We've officially reached the point in the internship when I'm starting to get in the swing of things. I know this because I've been sleep talking about dietetics, related to being in the hospital for extended periods of time, as evidenced by the following conversation relayed to me the next morning. How's that for a PES diagnostic statement?:

Me: (Asleep...it's 9 pm.) *Burst of loud laughter*

Fiance: Hey- What's so funny?

Me (still asleep): My patient! He's so honest! I was just charting and he said the only way he would eat broccoli is if it was covered in chocolate.

Fiance: What?

Me: Let me go back to sleep and figure this out.
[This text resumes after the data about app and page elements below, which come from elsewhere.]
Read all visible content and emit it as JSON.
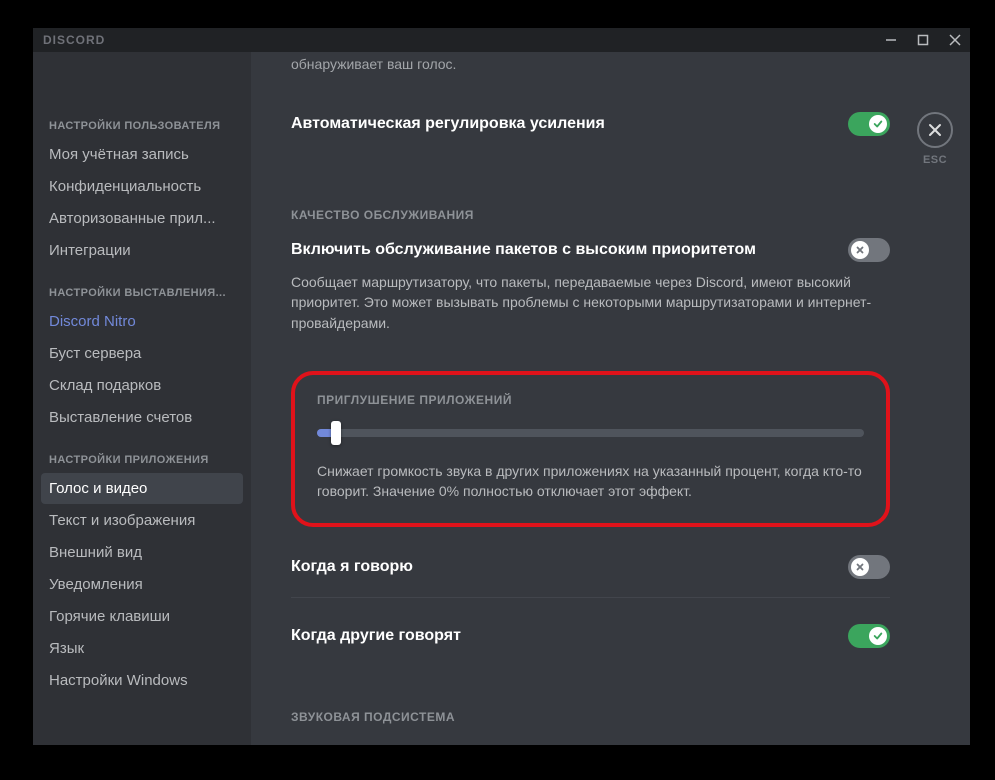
{
  "titlebar": {
    "brand": "DISCORD"
  },
  "esc": {
    "label": "ESC"
  },
  "sidebar": {
    "section_user": "НАСТРОЙКИ ПОЛЬЗОВАТЕЛЯ",
    "user_items": [
      "Моя учётная запись",
      "Конфиденциальность",
      "Авторизованные прил...",
      "Интеграции"
    ],
    "section_billing": "НАСТРОЙКИ ВЫСТАВЛЕНИЯ...",
    "billing_items": [
      "Discord Nitro",
      "Буст сервера",
      "Склад подарков",
      "Выставление счетов"
    ],
    "section_app": "НАСТРОЙКИ ПРИЛОЖЕНИЯ",
    "app_items": [
      "Голос и видео",
      "Текст и изображения",
      "Внешний вид",
      "Уведомления",
      "Горячие клавиши",
      "Язык",
      "Настройки Windows"
    ]
  },
  "content": {
    "partial_desc": "обнаруживает ваш голос.",
    "agc": {
      "title": "Автоматическая регулировка усиления",
      "on": true
    },
    "qos": {
      "header": "КАЧЕСТВО ОБСЛУЖИВАНИЯ",
      "title": "Включить обслуживание пакетов с высоким приоритетом",
      "desc": "Сообщает маршрутизатору, что пакеты, передаваемые через Discord, имеют высокий приоритет. Это может вызывать проблемы с некоторыми маршрутизаторами и интернет-провайдерами.",
      "on": false
    },
    "attenuation": {
      "header": "ПРИГЛУШЕНИЕ ПРИЛОЖЕНИЙ",
      "desc": "Снижает громкость звука в других приложениях на указанный процент, когда кто-то говорит. Значение 0% полностью отключает этот эффект.",
      "value_percent": 3
    },
    "when_i_speak": {
      "title": "Когда я говорю",
      "on": false
    },
    "when_others_speak": {
      "title": "Когда другие говорят",
      "on": true
    },
    "subsystem": {
      "header": "ЗВУКОВАЯ ПОДСИСТЕМА"
    }
  }
}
The hospital where I am spending my clinical rotation has 170 beds, but for the past 2 weeks of this particular rotation segment, oncology has been BOOKED solid! Every bed has been filled with wonderful and kind patients coming in for a round of chemotherapy and dealing with a newbie RD in training.  I met with people diagnosed with Non-Hodgkins Lymphoma (which is actually rare...just apparently not here) and a breast cancer patient. By the second week, I felt comfortable knowing what to ask this patient population. Mainly, we focus on managing side effects of chemo, like changes in taste, nausea, and loss of appetite,  to encourage adequate nutrition intake. Patients on chemo are usually on a neutropenic diet at this hospital, meaning food safety is the big priority. According to the diet manual, they are not allowed to have un-peelable fruits or veggies, so they're getting bored of bananas and canned fruit! Don't even mention Ensure or Boost supplements.
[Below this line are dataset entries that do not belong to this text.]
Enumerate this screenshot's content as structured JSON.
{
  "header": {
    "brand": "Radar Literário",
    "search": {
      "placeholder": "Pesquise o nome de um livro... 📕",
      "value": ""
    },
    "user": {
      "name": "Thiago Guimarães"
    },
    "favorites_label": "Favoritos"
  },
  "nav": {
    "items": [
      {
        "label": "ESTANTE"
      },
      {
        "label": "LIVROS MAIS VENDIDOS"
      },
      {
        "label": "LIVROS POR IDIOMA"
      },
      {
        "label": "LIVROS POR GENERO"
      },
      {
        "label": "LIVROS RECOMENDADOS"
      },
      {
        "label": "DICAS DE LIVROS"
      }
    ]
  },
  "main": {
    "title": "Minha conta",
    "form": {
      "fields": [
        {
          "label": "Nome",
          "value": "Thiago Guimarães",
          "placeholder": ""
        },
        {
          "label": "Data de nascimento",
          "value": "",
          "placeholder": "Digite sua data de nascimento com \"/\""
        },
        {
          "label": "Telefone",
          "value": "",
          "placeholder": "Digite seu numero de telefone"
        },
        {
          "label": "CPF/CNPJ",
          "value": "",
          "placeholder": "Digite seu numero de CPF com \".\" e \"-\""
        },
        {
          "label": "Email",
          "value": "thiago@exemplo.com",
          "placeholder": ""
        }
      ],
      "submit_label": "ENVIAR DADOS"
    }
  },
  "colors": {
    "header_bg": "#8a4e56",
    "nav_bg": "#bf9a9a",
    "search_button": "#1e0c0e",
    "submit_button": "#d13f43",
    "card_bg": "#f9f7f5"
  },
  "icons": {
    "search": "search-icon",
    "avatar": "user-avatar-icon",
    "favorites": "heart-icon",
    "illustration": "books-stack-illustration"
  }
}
Think of this floor as the grab bag floor. Normally, you would have a wide variety of diagnoses, but all of my patients happened to have pancreatitis or chronic abdominal pain. The types of questions you would ask this group would be different than those in oncology. I always focused on recent changes in eating habits and GI concerns when I interviewed patients in Med-Surg. The diet orders on this floor were very different, from consistent carb for people with diabetes, to clear liquids for an acute pancreatitis case. If you like to be challenged in your knowledge of different types of nutrition needs, Med-Surg is for you!

Up Next...

My next two week rotation is in PCU (pulmonary care unit) and CCU (cardiac). I feel a DASH diet education coming on...